Furthermore, gaming has always been a driving force in home computing. This occurs in several ways. First, games are entertainment, and people will buy computers for entertainment purposes. Second, they push the envelop of the platform technology more than business applications ever have. It is doubtful that high-resolution color video graphics, high-quality stereo sound, and multimedia as a whole ever would have come to the computer were it not for games; business and productivity software, such as word processors and spreadsheets, have no real need for any of that. But games do, and along with consumers who want hardware that gives them the best and most technically sophisticated entertainment possible.
There is a future for games on PDA’s, and in fact there are growing numbers available for both the Palm OS and Windows CE. On the other hand, real wargames are not yet among them, and if players really want good arcade games in a small package, they are best advised to put their money into a Gameboy for now.
Software for handheld computers will increase in quantity and sophistication just as that for the larger machines has for many years longer. If history is any guide, games of many sorts will be in the vanguard.
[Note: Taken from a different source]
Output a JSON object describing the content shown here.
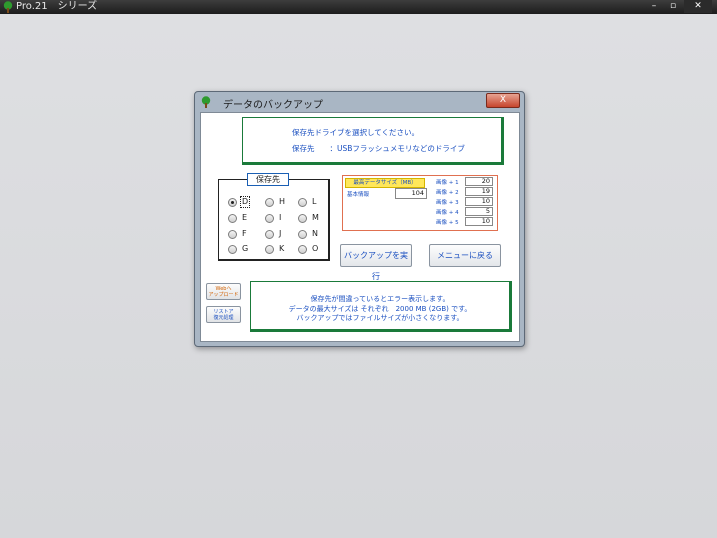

Owing to the small size of the displays, historical military simulations are unlikely to be as suitable for PDA as software of other genres, but some are sure to appear.
Though stand-alone wargames as currently defined are not ideal candidates for handheld platforms, assistance programs for board wargames are well-suited for a niche market. The possibilities of the PDA, the demands of the consumer, and the creativity of the software developer all combine to make GAP’s both inevitable and effective, more effective than ever before.